Hamilton is uniquely fortunate to have the 900 km world-class hiking route running right through the spine of the city. Autumn is the best time to explore it.
At last, it’s autumn. The one time of year when if someone tells you to “take a hike” they really do have your best interests at heart.
Nothing beats a long, leisurely ramble in a forest in the fall. The colours are changing in the trees, the air is cooler, and there are fewer biting insects, especially after we’ve had our first frost. Whether it’s the physical health benefits you’re looking for, the mental health boost, or just time to get a little more nature in your life, autumn is the best time for it.
In Hamilton, we are uniquely fortunate to have a world-class hiking trail that runs right through the spine of our city: the Bruce Trail.
If you’ve ever walked along a trail on the escarpment and wondered what the blue or white rectangles painted on the trees were, those are the blazes of the Bruce Trail. They are special markers that show you if you’re on the main trail (white), a side trail (blue) or which direction to turn (the blaze at the top to the left or right).
One of Canada’s best-known long-distance hiking trails, the Bruce Trail runs from Niagara Falls in the south up through the Bruce Peninsula to the tip of Tobermory in the north. The trail follows the edge of the Niagara Escarpment through Ontario and is nearly 900 km long, with an extra 400 km of side trails to explore. The part of the trail that is the most heavily used takes hikers from Stoney Creek through the city and on to Dundas.
In Dundas, you find some of the most spectacular views of the trail, including Dundas Peak and Tews Falls.

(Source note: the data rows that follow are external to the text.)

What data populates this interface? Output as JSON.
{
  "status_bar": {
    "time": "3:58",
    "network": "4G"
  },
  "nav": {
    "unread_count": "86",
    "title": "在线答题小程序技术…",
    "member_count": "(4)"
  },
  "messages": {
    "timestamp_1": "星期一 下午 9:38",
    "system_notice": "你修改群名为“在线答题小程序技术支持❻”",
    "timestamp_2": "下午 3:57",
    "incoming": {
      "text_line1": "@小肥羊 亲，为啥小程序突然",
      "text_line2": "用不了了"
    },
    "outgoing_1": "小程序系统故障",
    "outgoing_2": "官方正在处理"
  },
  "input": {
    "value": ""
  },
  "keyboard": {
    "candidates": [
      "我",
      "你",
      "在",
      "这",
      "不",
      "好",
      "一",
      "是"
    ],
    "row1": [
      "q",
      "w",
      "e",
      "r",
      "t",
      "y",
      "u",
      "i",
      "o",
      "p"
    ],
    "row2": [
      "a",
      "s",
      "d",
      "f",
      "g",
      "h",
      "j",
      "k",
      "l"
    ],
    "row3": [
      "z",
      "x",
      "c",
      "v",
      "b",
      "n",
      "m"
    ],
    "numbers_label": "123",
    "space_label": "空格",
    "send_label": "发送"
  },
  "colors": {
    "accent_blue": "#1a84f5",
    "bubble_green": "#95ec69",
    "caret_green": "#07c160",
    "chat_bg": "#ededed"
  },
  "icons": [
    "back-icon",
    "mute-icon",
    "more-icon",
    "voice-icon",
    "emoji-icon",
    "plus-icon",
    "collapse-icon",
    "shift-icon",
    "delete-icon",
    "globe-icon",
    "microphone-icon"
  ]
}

There are, however, plenty of other places to go along the trail that will afford you great views and a lovely stroll.
“The fall is fantastic,” says Laura Tuohy from the Bruce Trail Conservancy. “Everyone heads out to see the fall colours, and just immersing yourself in the colours of the changing, diverse deciduous canopy is wonderful.”
But there’s more to the forest than the leaves. “Pay attention to the smaller details of the forest,” says Tuohy. “This is a great time to look for mushrooms from decaying logs, or getting that last glimpse of a salamander before they head into hibernation for the winter.”
It’s also a great time to look for views of the landscape from some of the escarpment lookouts. “As some of the leaves start to fall later in the season we get a little more of a grander sweep …”
With all those things in mind, it makes perfect sense that the Bruce Trail Conservancy is celebrating Bruce Trail Day on Oct. 1. With a range of events put on by the different clubs that manage each section of the trail, you’ll be able to complete challenges and earn patches and bragging rights.
Hamilton’s section of the trail is run by the Iroquoia Bruce Trail Club and its events are being held at City View Park in Burlington from 10 a.m. to 2:30 p.m.
Even if you can’t get out for Bruce Trail Day, there are still lots of great opportunities to explore but it’s important to be prepared.
One of the trail’s best features in Hamilton is how accessible it is to the public. In many places, trailheads lie along HSR routes as well as along mixed-use and cycling paths. You can download any of the section maps from the Bruce Trail Conservancy’s website or install an app on your phone to find your way. These will also give a good idea where to park if you’re starting your adventure in your driveway.
Take a look at the forecast before you go and be sure to be dressed for the weather. Pay special attention to the wind in the forecast. When you’re up on the top of the escarpment, a strong wind can make it quite a bit cooler than it is down at the bottom of the cliff.
Also make sure to bring plenty of water, and a snack for along the trail when you take a break and want to admire the view. I’m a big fan of bringing a small backpacking stove and a coffee maker and making coffee outside but any type of refreshment will do.
Take plenty of photos, too. The Moments of Wonder on the Bruce Trail photo contest is happening now through to Oct. 15. You can enter past or recent photos of wonderful moments on the Trail for a chance to win some great prizes. Details and contest entry are here.
Autumn really is the best time of year to explore the woods, and with so much nature right in our midst, it doesn’t require a big excursion. Just slip on a backpack and lace up a good pair of shoes and soon you’ll be in the wonder of the autumn forest. Happy hiking!
Jason Allen is the host of The Environmental Urbanist, Tuesdays at 1:00 p.m. on 93.3 CFMU, and has been encouraging Hamiltonians to explore the outdoors for almost two decades.